Tools in the basement.
Tiny and Perres got out and walked south down the alley to unlock a garage.  The police followed them.  "Put 'em up," the detective said, "we're police."  Despite the element of surprise Mazzanars somehow got his gun out and fired eight shots, hitting nothing.  He ran north towards Lyndale with Perres close behind.
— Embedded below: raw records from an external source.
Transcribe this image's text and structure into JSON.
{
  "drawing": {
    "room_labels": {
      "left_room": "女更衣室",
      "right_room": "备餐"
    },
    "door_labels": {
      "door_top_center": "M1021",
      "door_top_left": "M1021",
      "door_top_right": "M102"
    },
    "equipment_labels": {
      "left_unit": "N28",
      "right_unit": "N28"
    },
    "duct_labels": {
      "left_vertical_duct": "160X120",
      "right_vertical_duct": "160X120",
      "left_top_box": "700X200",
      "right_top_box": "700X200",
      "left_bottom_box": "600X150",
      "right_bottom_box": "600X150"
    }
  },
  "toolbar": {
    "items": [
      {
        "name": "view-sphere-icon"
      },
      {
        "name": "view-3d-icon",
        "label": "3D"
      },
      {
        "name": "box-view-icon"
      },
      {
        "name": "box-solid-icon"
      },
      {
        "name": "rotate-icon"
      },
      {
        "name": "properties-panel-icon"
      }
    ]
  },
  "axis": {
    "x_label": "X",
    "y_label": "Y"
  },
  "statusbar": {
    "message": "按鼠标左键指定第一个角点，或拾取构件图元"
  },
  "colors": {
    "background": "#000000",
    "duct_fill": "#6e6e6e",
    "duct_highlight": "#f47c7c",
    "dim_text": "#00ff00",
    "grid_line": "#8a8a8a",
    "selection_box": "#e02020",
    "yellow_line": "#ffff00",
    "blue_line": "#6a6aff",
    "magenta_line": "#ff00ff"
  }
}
Detective Moss sat in the squad car handcuffed to Lolli.  Seeing Tiny emerge from the alley he pulled his gun and fired right through the windshield.   Tiny staggered, shot through the shoulder.  He managed to run a half block before collapsing.  Moss jerked Lolli out of the car and began to shoot at Perres as he emerged frm the alley.  Perres stopped short, bewildered to be fired upon from an unexpected direction.  Officer Pape then emerged from the alley, took aim and shot him through the head.  Perres fell to the street, dead.

In Tiny's apartment police found a nickel plated revolver and a rifle.  In the basement they found three sledge hammers and a pair of rubber gloves.  On a basement rafter detectives found an old salt bag with parts of a .38 caliber Smith and Wesson revolver.  Remembering the weapon used for the murders in Rogers Park the officers questioned Tiny more closely.  Finally Tiny broke, naming Red Smith as the murderer of the detectives and admitting the gang later killed him out of fear he would give them up.  He agreed to lead the police to Smith's grave near Schiller Park in exchange for leniency.  Knowing this was good publicity the police invited Chicago Tribune reporters and photographers to join them.

A- Road that killers followed to get tow truck.  B- Killer's route of departure. C- Where gang stalled in mud.  D- Smith's grave.

When Tiny Mazzanars decided to talk he didn't stop.  He went on to describe how the gang has successfully raided a number of handbooks and gambling joints.  He told one story in particular, included here because of the vivid way it recalls the era:

From left: E. Smicklas, N. Juric,  Mazzanars (pointing to grave) and J. Alcock.
In October Lolli, Kelley and Perres set out to rob a west side handbook.  Kelley carried a sub-machine gun.  The door opened at their knock but was slammed shut when the attendants saw the guns.  Perres was in the lead and his shoe was caught in the closed door, trapping him.  Using a knife he cut off the top of the shoe and fled, leaving his shoe behind.  Ten days later Kelly was in a tavern at Madison and Laflin when four armed men told him to "Get your coat.  We want to talk to you."  They drove him to a west side house where  a number of customers and gamblers had been assembled.  They looked at Kelly, but weren't able to identify him.  "We have a shoe lost by a robber," he was told.  "If it fits you, you'll never wear another pair."   They then placed Perres' shoe on his right foot, but it didn't fit.  He was told him to watch his step and sent on his way. 

After these well-publicized collars the police moved to mop up the rest of the gang.  On January 9th the police picked up Neal Summers on the corner of Ashland and Madison. James Kelly was soon apprehended.  Several of the members of the gang remained at-large, but at this point the newspapers seemed to lose interest.

In June of 1945 the judge handed down a 30 year sentence to Lolli and a 25 year sentence to Mazzanars for the murder of Red Smith.  Both men had signed confessions.  James Kelly received one year for car theft. The Summers brothers were apparently never sentenced for their role in organizing and leading the Bookie Gang. But that's not to say they went on to have a long and profitable lives.

In 1946 Virgil Summers was arrested with Bugs Moran (an old-time rival of Al Capone) for robberies in Dayton, Ohio.James Kelly was shot and killed by police in 1952. Neal Summers was shot and killed in Chicago (probably by the mob) in December of 1962.

By this time the Bookie Gang had become just another chapter in the violent history of Chicago.